  10. March 18th, 2010 at 01:09 | #10

    Pastor Tim Rossow :
    Mark,
    Historically, in English, the LCMS does not use “ministry” in the broad sense of “service.” It is used in a particular sense, i.e. “the minister.” It is only in the last generation that this term has evolved to be closer to how the dictionary defines it. What Todd is referring to is the specific work of the office of the holy ministry, not ministry in general which any radio station does since they “serve” some sort of needs for someone.
    TR

    Pastor,

    Thank you for interjecting. I’m aware of, and understand that distinction. Thank you for reminding me. However, in the past few decades, the term seems to be used more and more loosely. Moreover, it seems he used the term in a casual sort of way. In any event, I took it to mean KFUO does ‘no ministry’, i.e., Christian service. I think in the context of this public forum it would be helpful if he would clarify that. And by holy ministry, does that mean the office of a pastor?

    Nevertheless, even if he is referring to the office of the holy ministry, e.g., a pastoral office, his argument is still weak, if not groundless. When saying that ‘Classic does no [holy] ministry’, is he implying that it should? I can’t believe he means that. I don’t think anyone expects KFUO to perform the office of the holy ministry. Wouldn’t that would be absurd?

    What radio station could ever fully perform the holy ministry of a human pastor? Even when Rev. Dr. Walter Maier was preaching and broadcasting on KFUO, I can’t believe he expected the station to conduct itself as a ‘holy ministry’. Indeed, is it even feasible for KFUO to conduct the office of the holy ministry? Doesn’t that imply the administration of Word and Sacrament, and everything else that a parish pastor does? Obviously, I’m not a theologian, and don’t even play one on TV!

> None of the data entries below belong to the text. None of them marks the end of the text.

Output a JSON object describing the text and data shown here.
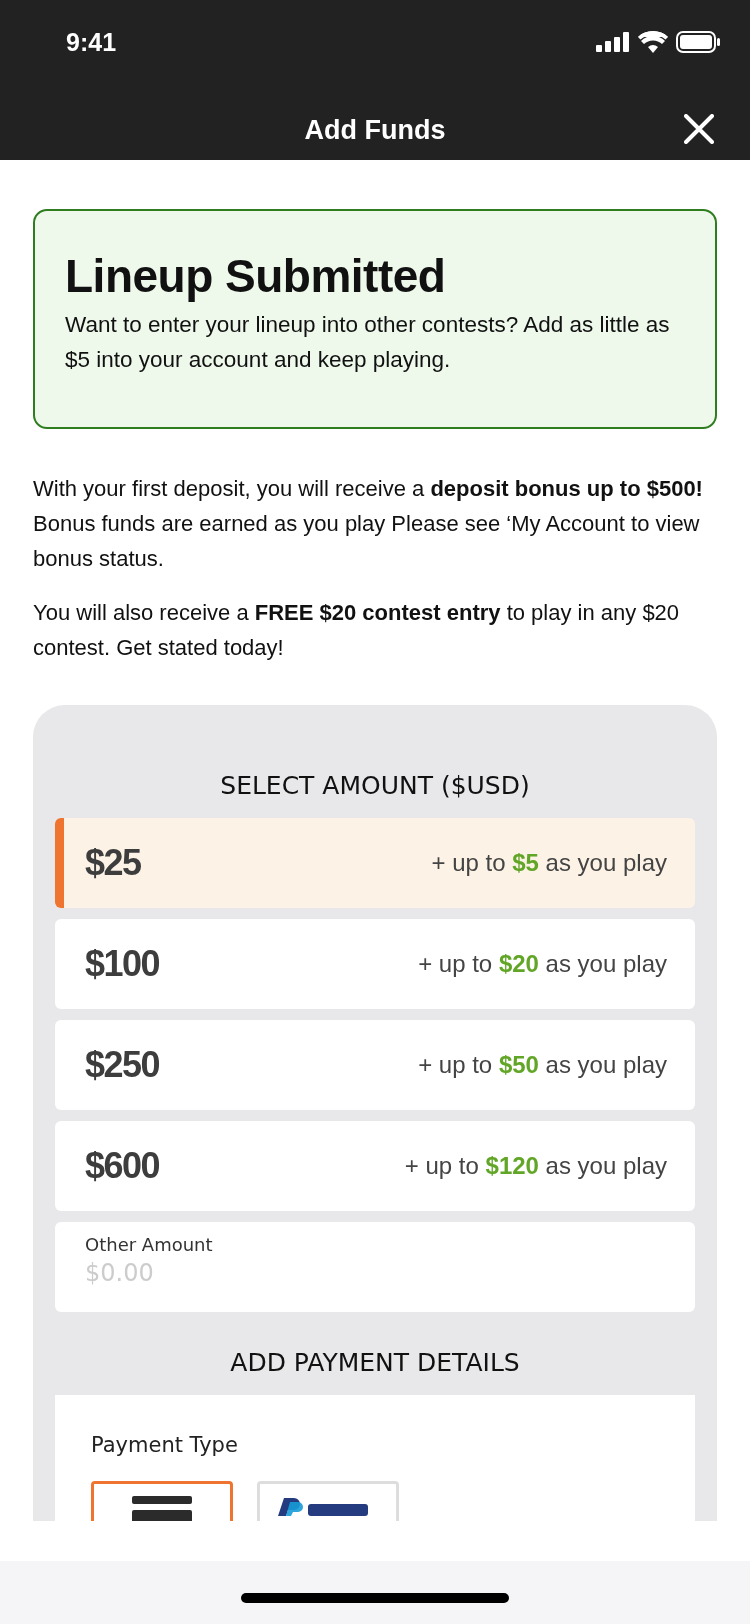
{
  "status_bar": {
    "time": "9:41"
  },
  "header": {
    "title": "Add Funds"
  },
  "banner": {
    "title": "Lineup Submitted",
    "text": "Want to enter your lineup into other contests? Add as little as $5 into your account and keep playing."
  },
  "paragraphs": [
    "With your first deposit, you will receive a **deposit bonus up to $500!** Bonus funds are earned as you play Please see ‘My Account to view bonus status.",
    "You will also receive a **FREE $20 contest entry** to play in any $20 contest. Get stated today!"
  ],
  "amount_section": {
    "title": "SELECT AMOUNT ($USD)",
    "options": [
      {
        "amount": "$25",
        "prefix": "+ up to",
        "bonus": "$5",
        "suffix": "as you play",
        "selected": true
      },
      {
        "amount": "$100",
        "prefix": "+ up to",
        "bonus": "$20",
        "suffix": "as you play",
        "selected": false
      },
      {
        "amount": "$250",
        "prefix": "+ up to",
        "bonus": "$50",
        "suffix": "as you play",
        "selected": false
      },
      {
        "amount": "$600",
        "prefix": "+ up to",
        "bonus": "$120",
        "suffix": "as you play",
        "selected": false
      }
    ],
    "other": {
      "label": "Other Amount",
      "placeholder": "$0.00"
    }
  },
  "payment_section": {
    "title": "ADD PAYMENT DETAILS",
    "label": "Payment Type",
    "types": [
      {
        "kind": "card",
        "selected": true
      },
      {
        "kind": "paypal",
        "selected": false
      }
    ]
  }
}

    To carry it one step further, I ask, does Lutheran World Relief and Human Care ‘do ministry’? When the workers and/or volunteers hand out material relief supplies to needy people, are they conducting the ‘holy ministry’, or simply ‘ministry’, or service? If the latter, then I would have to conclude that Todd will start arguing to sell LWRHC along with KFUO FM. Or is LWRHC a ‘holy ministry’ because the faithful Rev. Dr. Harrison is at the helm (whereas KFUO is not led by a pastor)? I’m a little confused by Todd’s distinction.

    In the end, I think one has to ask, ‘is the work of KFUO Am or Fm God-pleasing’. Am I correct? Is that a fair question? Is their work good or evil? I think they do much good. Sure, they could probably do better, and I pray they might have the opportunity. Frankly, I would like to hear more Gospel on the station. However, I think they do better, edifying work for its listeners than the potential CCM buyers would do.

Comment pages
1 3 4 5 9218
If you have problems commenting on this site, or need to change a comment after it has been posted on the site, please contact us. For help with getting your comment formatted, click here.
Subscribe to comments feed  ..  Subscribe to comments feed for this post
Anonymous comments are welcome on this board, but we do require a valid email address so the admins can verify who you are. Please try to come up with a unique name; if you have a common name add something to it so you aren't confused with another user. We have several "john"'s already for example. Email addresses are kept private on this site, and only available to the site admins. Comments posted without a valid email address may not be published. Want an icon to identify your comment? See this page to see how.
*

Notify me of followup comments via e-mail. You can also subscribe without commenting.